NEIGHBOURING South Africa has recorded a new COVID-19 variant with an extremely high number of mutations, a development that has put Zimbabwe at risk of catching the flu bug ahead of the forthcoming festive season.
A spike in COVID-19 cases and fatalities early this year was attributed to returnees from South Africa during the festive season last year.
Scientists said the new B.1.1.529 variant had 32 mutations in the spike protein, the part of the virus that most vaccines use to prime the immune system against COVID-19.
Health expert and Medical and Dental Private Practitioners Association of Zimbabwe president Johannes Marisa said the development was scary and could spell disaster for Zimbabwe.
“I am actually worried that South Africa has been hit by the new variant. From the look of things, we can conclude that South Africa has entered the fourth wave, but it is still in its infancy. The last two to three days are pointing to that, so it is a scary development,” he said.
“We are in trouble as we go into the festive season, very big trouble actually and we have to be alert now because if one is caught offside, especially during the first days of December, we may be faced with a serious challenge.
“The laxity and complacency means disaster ahead and I see people moving around without face masks, no observing of social distancing and so on.”
COVID-19 national taskforce chief co-ordinator Agnes Mahomva was not picking calls and was yet to respond to messages sent to her mobile number.
Zimbabwe was hit by a serious second wave early this year, which was attributed to returning citizens coming for the festive season.

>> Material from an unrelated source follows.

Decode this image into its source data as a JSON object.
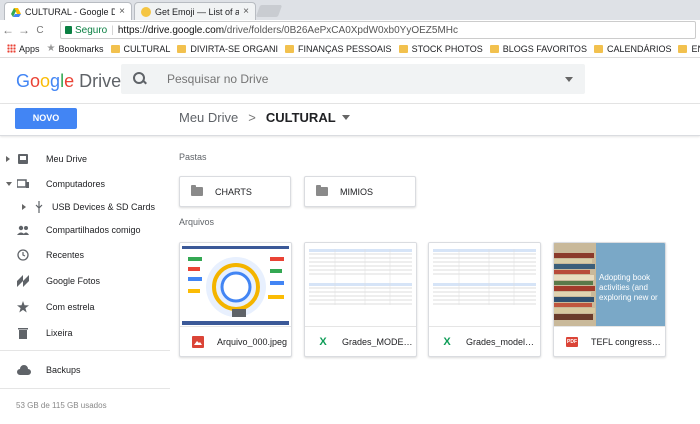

Hundreds of people, including senior government officials such as Transport minister Joel Biggie Matiza, Foreign Affairs minister Sibusiso Moyo and former Zimbabwe Prisons and Correctional Services boss Paradzai Zimondi succumbed to COVID-19 in January this year.
Only 10 cases in three countries have been confirmed by genomic sequencing, but the variant has sparked serious concern among researchers because a number of the mutations may help the virus to evade immunity.
The variant was first recorded in Botswana, where three cases have now been sequenced.
Six more have been confirmed in South Africa and one in Hong Kong from a traveller returning from South Africa.
Tom Peacock, a virologist at Imperial College London, posted details of the new variant on a website noting that the “incredibly high amount of spike mutations suggests this could be of real concern”.
In South Africa, experts are unsure if the current COVID-19 vaccines in that country will work against the new variant.
Professor Alex van den Heever of the Wits School of Governance said it was still early days, so the question was on whether this variant escaped the current vaccines in South Africa.
“It is worrying that such a variant has occurred, but I think it is also inevitable in a way that we are going to see this. The real question is whether past variants and vaccines will still protect us against this particular variant. And I haven’t really seen any analysis of that yet,” he said.